Greece: "This destruction of workers’ lives serves the bankers"
23/09/2014, Speech by Apostolis Kasimeriss, an Athens bus driver, to Italian socialists:
“We must all keep going…we have no other way to survive than to fight-back”

Belgium: Right wing coalition aims for structural attack on workers
19/09/2014, Eric Byl, LSP/PSL (Belgian section of the CWI), Brussels:
Massive social resistance is looming

Sweden: Conservative collapse, extreme-right gains
17/09/2014, Per Olsson, from Offensiv (newspaper of the Rättvisepartiet Socialisterna - CWI Sweden):
CWI success, defended four council seats

US: Inequality and fight-back in the world’s richest country
16/09/2014, Peter Taaffe, General Secretary, Socialist Party (CWI England & Wales):
Socialist Alternative articulates political strategy to break from Democratic Party and capitalism

Brazil: Will elections mark the end of the PT government?
15/09/2014, Andre Ferrari, LSR (CWI in Brazil):
Space for Left alternative to win support

Ukraine: Fragile ceasefire holds but country remains “a tinder box”
10/09/2014, Rob Jones, CWI, Moscow:
Only united working class action can secure lasting peace

Scotland: 10 days that can shake British capitalism to its foundations
08/09/2014, Philip Stott, Socialist Party Scotland (CWI in Scotland):
“In the past four weeks support for the union has drained away at an astonishing rate. The Yes campaign has not just invaded No territory; it has launched a blitzkrieg.”

Britain: Crisis brewing on all fronts
05/09/2014, Hannah Sell, deputy general secretary of the Socialist Party (CWI in England and Wales):
The 2015 general election is a mere eight months away yet impossible to call. But what is clear is that none of the capitalist parties hold any real attraction for working class voters.

Beijing slams door shut on Hong Kong democracy
02/09/2014, Statement by Socialist Action (CWI Hong Kong):
Mass resistance against one-party dictatorship is the only way forward!

Iraq: Only united action can stop sectarian war
16/08/2014, Robert Bechert, CWI:
Iraqis and Kurds must not trust imperialist ‘helpers’

Socialism and national rights
15/08/2014, From Socialism Today No.181, September 2014 by Peter Taaffe, General Secretary of Socialist Party (England and Wales), CWI Secretariat:
Ukraine, Israel/Palestine and other countries

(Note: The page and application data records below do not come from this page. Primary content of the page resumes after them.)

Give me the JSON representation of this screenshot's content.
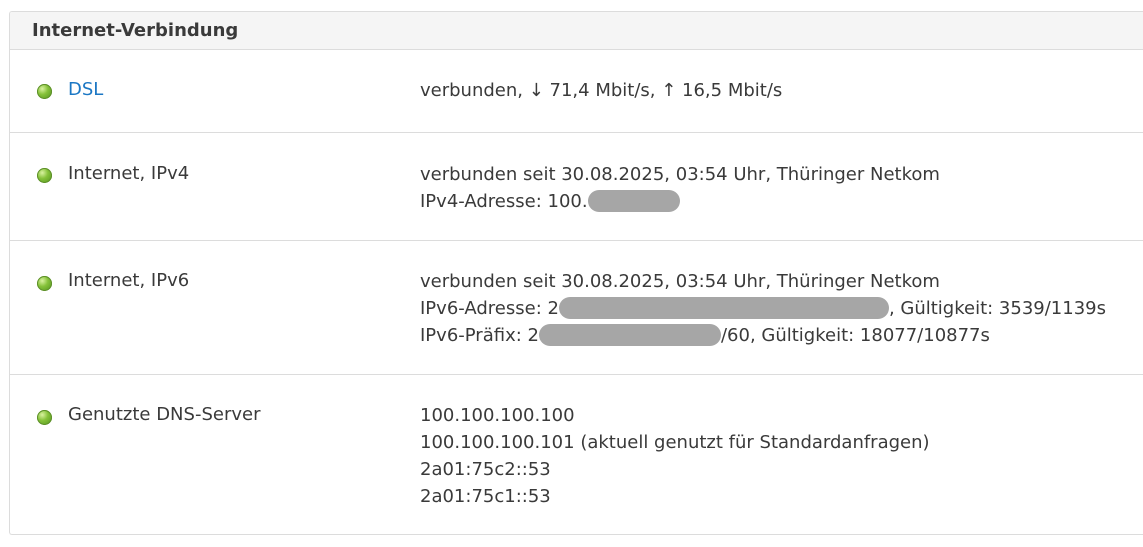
{
  "panel": {
    "title": "Internet-Verbindung"
  },
  "rows": {
    "dsl": {
      "name": "DSL",
      "status_line": "verbunden, ↓ 71,4 Mbit/s, ↑ 16,5 Mbit/s"
    },
    "ipv4": {
      "name": "Internet, IPv4",
      "status_line": "verbunden seit 30.08.2025, 03:54 Uhr, Thüringer Netkom",
      "address_label": "IPv4-Adresse: 100."
    },
    "ipv6": {
      "name": "Internet, IPv6",
      "status_line": "verbunden seit 30.08.2025, 03:54 Uhr, Thüringer Netkom",
      "address_label": "IPv6-Adresse: 2",
      "address_suffix": ", Gültigkeit: 3539/1139s",
      "prefix_label": "IPv6-Präfix: 2",
      "prefix_suffix": "/60, Gültigkeit: 18077/10877s"
    },
    "dns": {
      "name": "Genutzte DNS-Server",
      "servers": [
        "100.100.100.100",
        "100.100.100.101 (aktuell genutzt für Standardanfragen)",
        "2a01:75c2::53",
        "2a01:75c1::53"
      ]
    }
  },
  "colors": {
    "status_ok": "#86c23a",
    "link": "#1b77c4",
    "header_bg": "#f5f5f5",
    "redaction": "#a6a6a6"
  },
  "icons": {
    "status": "green-status-led-icon"
  }
}
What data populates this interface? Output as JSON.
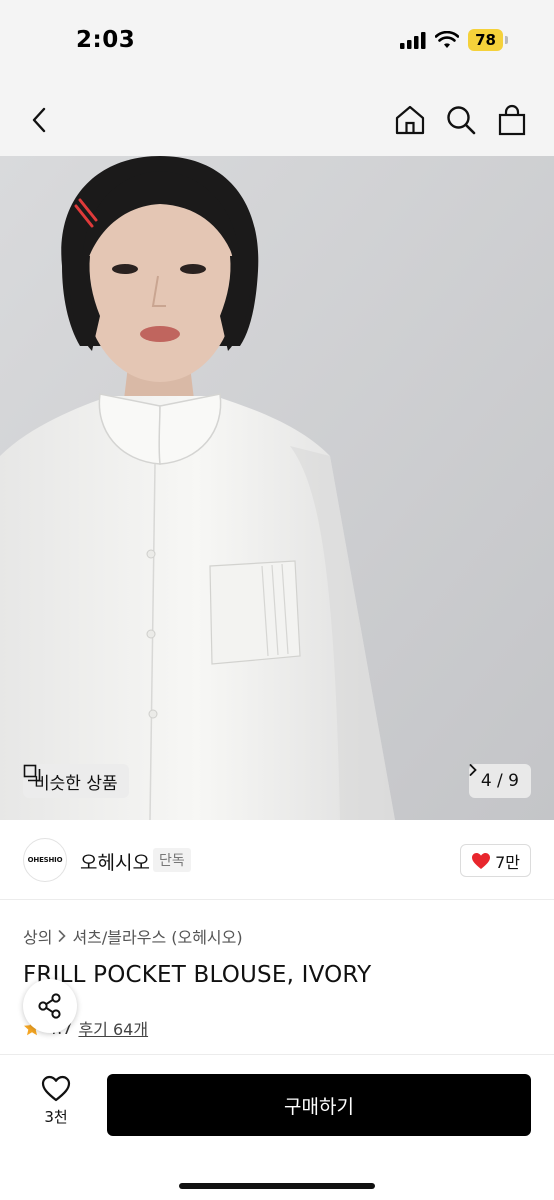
{
  "status_bar": {
    "time": "2:03",
    "battery": "78"
  },
  "nav": {
    "back_icon": "chevron-left-icon",
    "home_icon": "home-icon",
    "search_icon": "search-icon",
    "bag_icon": "shopping-bag-icon"
  },
  "hero": {
    "similar_label": "비슷한 상품",
    "page_indicator": "4 / 9"
  },
  "brand": {
    "logo_text": "OHESHIO",
    "name": "오헤시오",
    "badge": "단독",
    "like_count": "7만",
    "like_color": "#e8262d"
  },
  "product": {
    "breadcrumb": [
      "상의",
      "셔츠/블라우스 (오헤시오)"
    ],
    "title": "FRILL POCKET BLOUSE, IVORY",
    "rating": "4.7",
    "reviews": "후기 64개",
    "star_color": "#f5a623"
  },
  "bottom": {
    "wish_count": "3천",
    "buy_label": "구매하기"
  }
}
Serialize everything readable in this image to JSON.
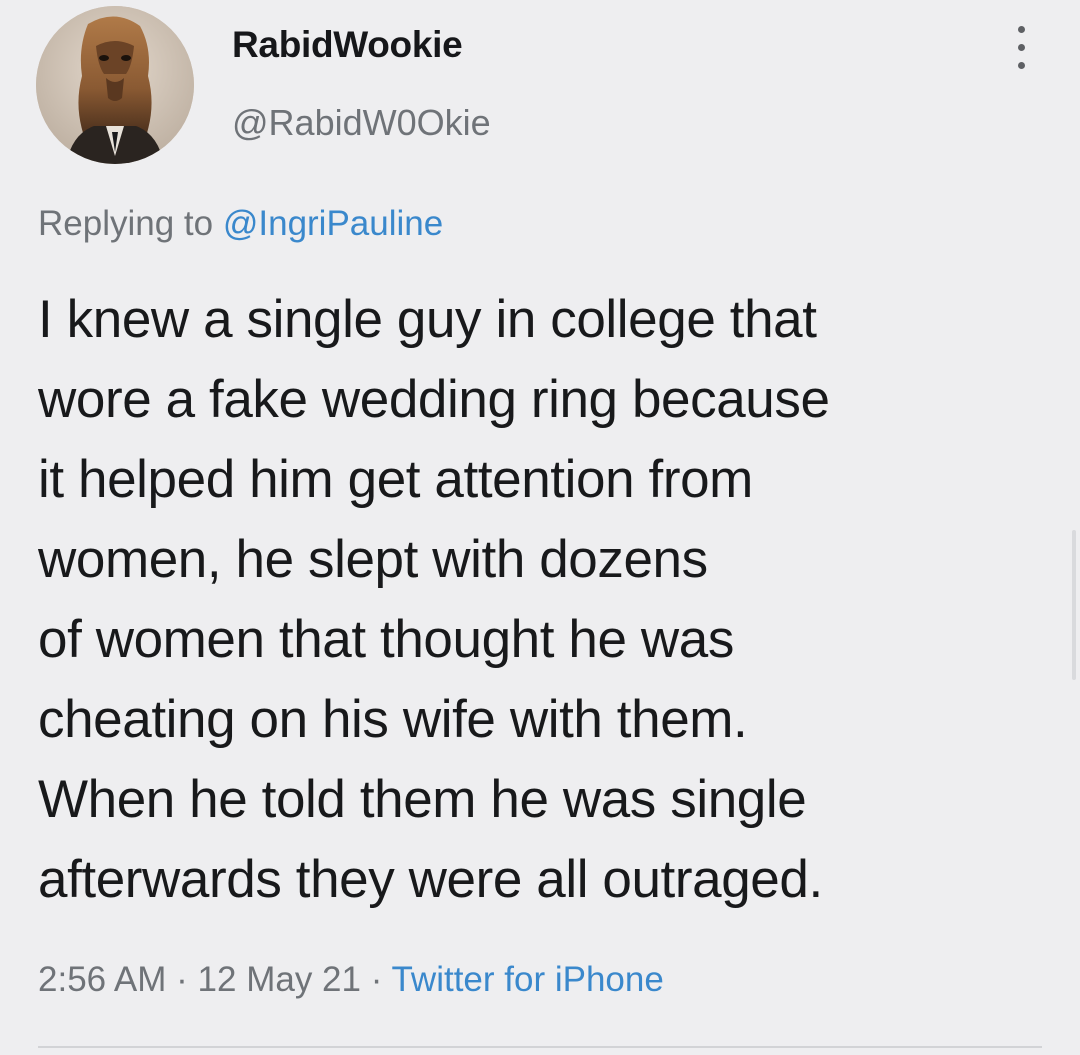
{
  "tweet": {
    "display_name": "RabidWookie",
    "handle": "@RabidW0Okie",
    "replying_prefix": "Replying to",
    "replying_to": "@IngriPauline",
    "text_lines": [
      "I knew a single guy in college that",
      "wore a fake wedding ring because",
      "it helped him get attention from",
      "women, he slept with dozens",
      "of women that thought he was",
      "cheating on his wife with them.",
      "When he told them he was single",
      "afterwards they were all outraged."
    ],
    "time": "2:56 AM",
    "separator": "·",
    "date": "12 May 21",
    "source": "Twitter for iPhone"
  },
  "icons": {
    "more": "more-vertical-icon",
    "avatar": "wookiee-avatar"
  },
  "colors": {
    "background": "#eeeef0",
    "text": "#18191b",
    "muted": "#6f7378",
    "link": "#3a88cc"
  }
}
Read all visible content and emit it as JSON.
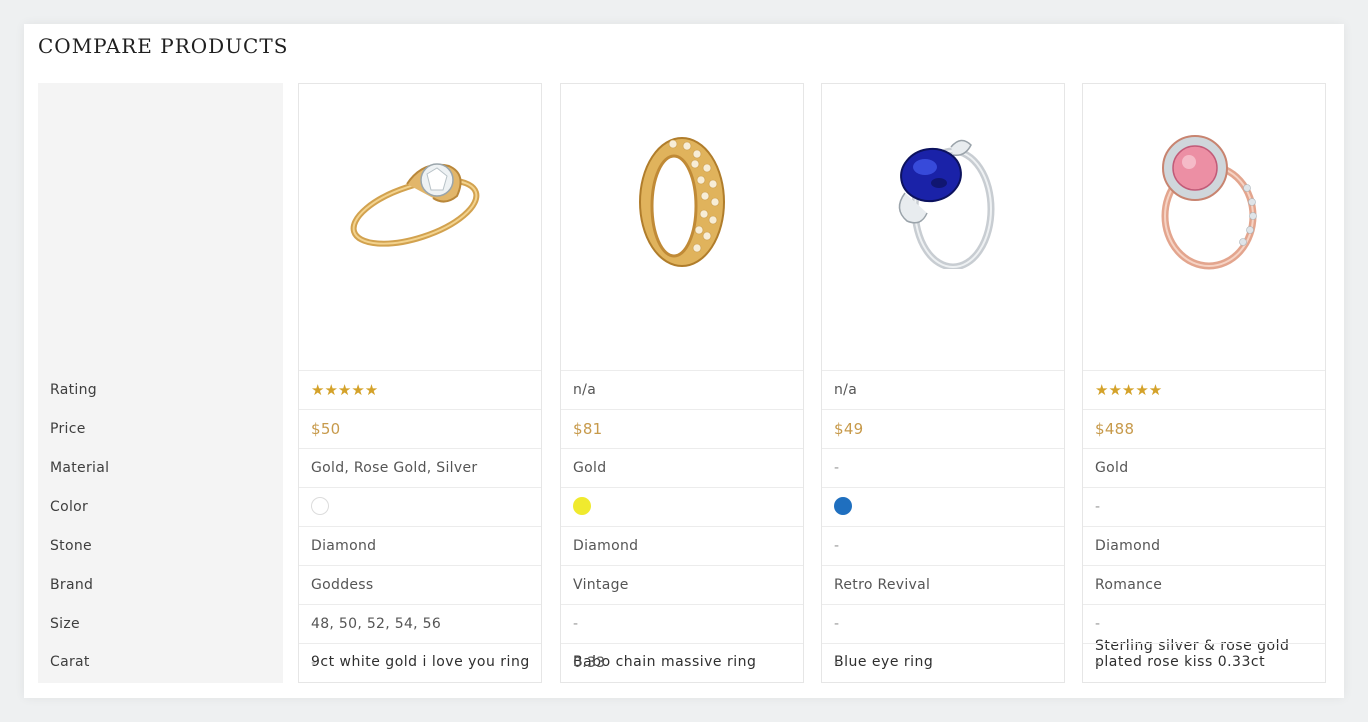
{
  "page": {
    "title": "COMPARE PRODUCTS"
  },
  "labels": {
    "rating": "Rating",
    "price": "Price",
    "material": "Material",
    "color": "Color",
    "stone": "Stone",
    "brand": "Brand",
    "size": "Size",
    "carat": "Carat"
  },
  "products": [
    {
      "name": "9ct white gold i love you ring",
      "rating_value": 4.5,
      "rating_text": "★★★★★",
      "price": "$50",
      "material": "Gold, Rose Gold, Silver",
      "color_hex": "#ffffff",
      "stone": "Diamond",
      "brand": "Goddess",
      "size": "48, 50, 52, 54, 56",
      "carat": "-",
      "image_icon": "gold-ring-icon"
    },
    {
      "name": "Babo chain massive ring",
      "rating_text": "n/a",
      "price": "$81",
      "material": "Gold",
      "color_hex": "#f0ea2e",
      "stone": "Diamond",
      "brand": "Vintage",
      "size": "-",
      "carat": "0.33",
      "image_icon": "pave-band-icon"
    },
    {
      "name": "Blue eye ring",
      "rating_text": "n/a",
      "price": "$49",
      "material": "-",
      "color_hex": "#1f6fbf",
      "stone": "-",
      "brand": "Retro Revival",
      "size": "-",
      "carat": "-",
      "image_icon": "sapphire-ring-icon"
    },
    {
      "name": "Sterling silver & rose gold plated rose kiss 0.33ct",
      "rating_value": 5,
      "rating_text": "★★★★★",
      "price": "$488",
      "material": "Gold",
      "color_hex": "",
      "color_text": "-",
      "stone": "Diamond",
      "brand": "Romance",
      "size": "-",
      "carat": "-",
      "image_icon": "rose-gold-ring-icon"
    }
  ]
}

Ukraine: Crisis deepens
09/08/2014, Clare Doyle, CWI Secretariat:
Military conflict escalates